(Excerpts from a dataset)
#####

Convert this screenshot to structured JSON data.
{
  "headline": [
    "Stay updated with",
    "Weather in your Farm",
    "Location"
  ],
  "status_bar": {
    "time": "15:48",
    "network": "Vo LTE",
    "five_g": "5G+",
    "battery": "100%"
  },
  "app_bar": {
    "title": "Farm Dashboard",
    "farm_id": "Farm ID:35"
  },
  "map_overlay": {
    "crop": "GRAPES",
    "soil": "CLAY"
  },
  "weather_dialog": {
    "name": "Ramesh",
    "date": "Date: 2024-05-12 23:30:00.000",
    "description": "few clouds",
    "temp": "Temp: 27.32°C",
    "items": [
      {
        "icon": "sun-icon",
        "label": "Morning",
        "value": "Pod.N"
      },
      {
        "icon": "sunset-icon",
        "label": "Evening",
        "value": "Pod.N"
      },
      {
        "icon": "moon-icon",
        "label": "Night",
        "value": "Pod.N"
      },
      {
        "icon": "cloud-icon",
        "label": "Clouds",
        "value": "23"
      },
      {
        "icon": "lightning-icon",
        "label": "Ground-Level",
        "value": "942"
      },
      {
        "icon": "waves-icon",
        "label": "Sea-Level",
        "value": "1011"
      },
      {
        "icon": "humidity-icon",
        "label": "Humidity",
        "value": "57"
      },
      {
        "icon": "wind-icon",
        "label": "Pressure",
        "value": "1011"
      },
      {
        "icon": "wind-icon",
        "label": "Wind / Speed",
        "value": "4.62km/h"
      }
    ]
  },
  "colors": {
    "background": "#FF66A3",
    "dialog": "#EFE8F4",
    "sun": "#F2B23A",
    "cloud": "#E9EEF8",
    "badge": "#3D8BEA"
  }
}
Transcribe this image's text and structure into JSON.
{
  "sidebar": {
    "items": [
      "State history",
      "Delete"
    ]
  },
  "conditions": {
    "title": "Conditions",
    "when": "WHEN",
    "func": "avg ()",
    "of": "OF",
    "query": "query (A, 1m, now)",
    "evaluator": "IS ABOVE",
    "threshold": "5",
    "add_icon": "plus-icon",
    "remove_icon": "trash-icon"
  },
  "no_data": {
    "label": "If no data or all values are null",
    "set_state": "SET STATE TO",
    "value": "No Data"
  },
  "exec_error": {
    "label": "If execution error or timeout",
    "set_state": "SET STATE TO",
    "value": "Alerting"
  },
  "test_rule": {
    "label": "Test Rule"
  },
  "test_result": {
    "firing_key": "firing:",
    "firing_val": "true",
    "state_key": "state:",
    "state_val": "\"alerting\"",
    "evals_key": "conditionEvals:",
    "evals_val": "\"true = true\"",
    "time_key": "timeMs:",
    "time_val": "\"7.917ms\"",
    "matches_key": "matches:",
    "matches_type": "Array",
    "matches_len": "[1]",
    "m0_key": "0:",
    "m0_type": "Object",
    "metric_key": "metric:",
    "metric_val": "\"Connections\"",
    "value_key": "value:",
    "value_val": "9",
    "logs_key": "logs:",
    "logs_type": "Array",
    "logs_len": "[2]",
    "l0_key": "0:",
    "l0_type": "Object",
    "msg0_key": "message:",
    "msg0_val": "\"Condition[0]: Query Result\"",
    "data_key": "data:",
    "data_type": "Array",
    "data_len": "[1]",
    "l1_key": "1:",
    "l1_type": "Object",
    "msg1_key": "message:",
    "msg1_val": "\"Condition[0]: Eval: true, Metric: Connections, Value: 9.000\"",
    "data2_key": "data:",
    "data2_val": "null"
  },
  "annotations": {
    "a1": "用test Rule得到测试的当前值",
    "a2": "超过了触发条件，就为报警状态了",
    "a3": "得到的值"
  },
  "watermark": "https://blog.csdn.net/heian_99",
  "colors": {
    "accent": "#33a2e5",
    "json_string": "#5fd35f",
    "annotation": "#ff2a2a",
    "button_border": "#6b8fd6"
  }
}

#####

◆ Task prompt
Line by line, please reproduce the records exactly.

◆ Task answer
Convert this screenshot to structured JSON data.
{
  "headline": [
    "Stay updated with",
    "Weather in your Farm",
    "Location"
  ],
  "status_bar": {
    "time": "15:48",
    "network": "Vo LTE",
    "five_g": "5G+",
    "battery": "100%"
  },
  "app_bar": {
    "title": "Farm Dashboard",
    "farm_id": "Farm ID:35"
  },
  "map_overlay": {
    "crop": "GRAPES",
    "soil": "CLAY"
  },
  "weather_dialog": {
    "name": "Ramesh",
    "date": "Date: 2024-05-12 23:30:00.000",
    "description": "few clouds",
    "temp": "Temp: 27.32°C",
    "items": [
      {
        "icon": "sun-icon",
        "label": "Morning",
        "value": "Pod.N"
      },
      {
        "icon": "sunset-icon",
        "label": "Evening",
        "value": "Pod.N"
      },
      {
        "icon": "moon-icon",
        "label": "Night",
        "value": "Pod.N"
      },
      {
        "icon": "cloud-icon",
        "label": "Clouds",
        "value": "23"
      },
      {
        "icon": "lightning-icon",
        "label": "Ground-Level",
        "value": "942"
      },
      {
        "icon": "waves-icon",
        "label": "Sea-Level",
        "value": "1011"
      },
      {
        "icon": "humidity-icon",
        "label": "Humidity",
        "value": "57"
      },
      {
        "icon": "wind-icon",
        "label": "Pressure",
        "value": "1011"
      },
      {
        "icon": "wind-icon",
        "label": "Wind / Speed",
        "value": "4.62km/h"
      }
    ]
  },
  "colors": {
    "background": "#FF66A3",
    "dialog": "#EFE8F4",
    "sun": "#F2B23A",
    "cloud": "#E9EEF8",
    "badge": "#3D8BEA"
  }
}
Transcribe this image's text and structure into JSON.
{
  "sidebar": {
    "items": [
      "State history",
      "Delete"
    ]
  },
  "conditions": {
    "title": "Conditions",
    "when": "WHEN",
    "func": "avg ()",
    "of": "OF",
    "query": "query (A, 1m, now)",
    "evaluator": "IS ABOVE",
    "threshold": "5",
    "add_icon": "plus-icon",
    "remove_icon": "trash-icon"
  },
  "no_data": {
    "label": "If no data or all values are null",
    "set_state": "SET STATE TO",
    "value": "No Data"
  },
  "exec_error": {
    "label": "If execution error or timeout",
    "set_state": "SET STATE TO",
    "value": "Alerting"
  },
  "test_rule": {
    "label": "Test Rule"
  },
  "test_result": {
    "firing_key": "firing:",
    "firing_val": "true",
    "state_key": "state:",
    "state_val": "\"alerting\"",
    "evals_key": "conditionEvals:",
    "evals_val": "\"true = true\"",
    "time_key": "timeMs:",
    "time_val": "\"7.917ms\"",
    "matches_key": "matches:",
    "matches_type": "Array",
    "matches_len": "[1]",
    "m0_key": "0:",
    "m0_type": "Object",
    "metric_key": "metric:",
    "metric_val": "\"Connections\"",
    "value_key": "value:",
    "value_val": "9",
    "logs_key": "logs:",
    "logs_type": "Array",
    "logs_len": "[2]",
    "l0_key": "0:",
    "l0_type": "Object",
    "msg0_key": "message:",
    "msg0_val": "\"Condition[0]: Query Result\"",
    "data_key": "data:",
    "data_type": "Array",
    "data_len": "[1]",
    "l1_key": "1:",
    "l1_type": "Object",
    "msg1_key": "message:",
    "msg1_val": "\"Condition[0]: Eval: true, Metric: Connections, Value: 9.000\"",
    "data2_key": "data:",
    "data2_val": "null"
  },
  "annotations": {
    "a1": "用test Rule得到测试的当前值",
    "a2": "超过了触发条件，就为报警状态了",
    "a3": "得到的值"
  },
  "watermark": "https://blog.csdn.net/heian_99",
  "colors": {
    "accent": "#33a2e5",
    "json_string": "#5fd35f",
    "annotation": "#ff2a2a",
    "button_border": "#6b8fd6"
  }
}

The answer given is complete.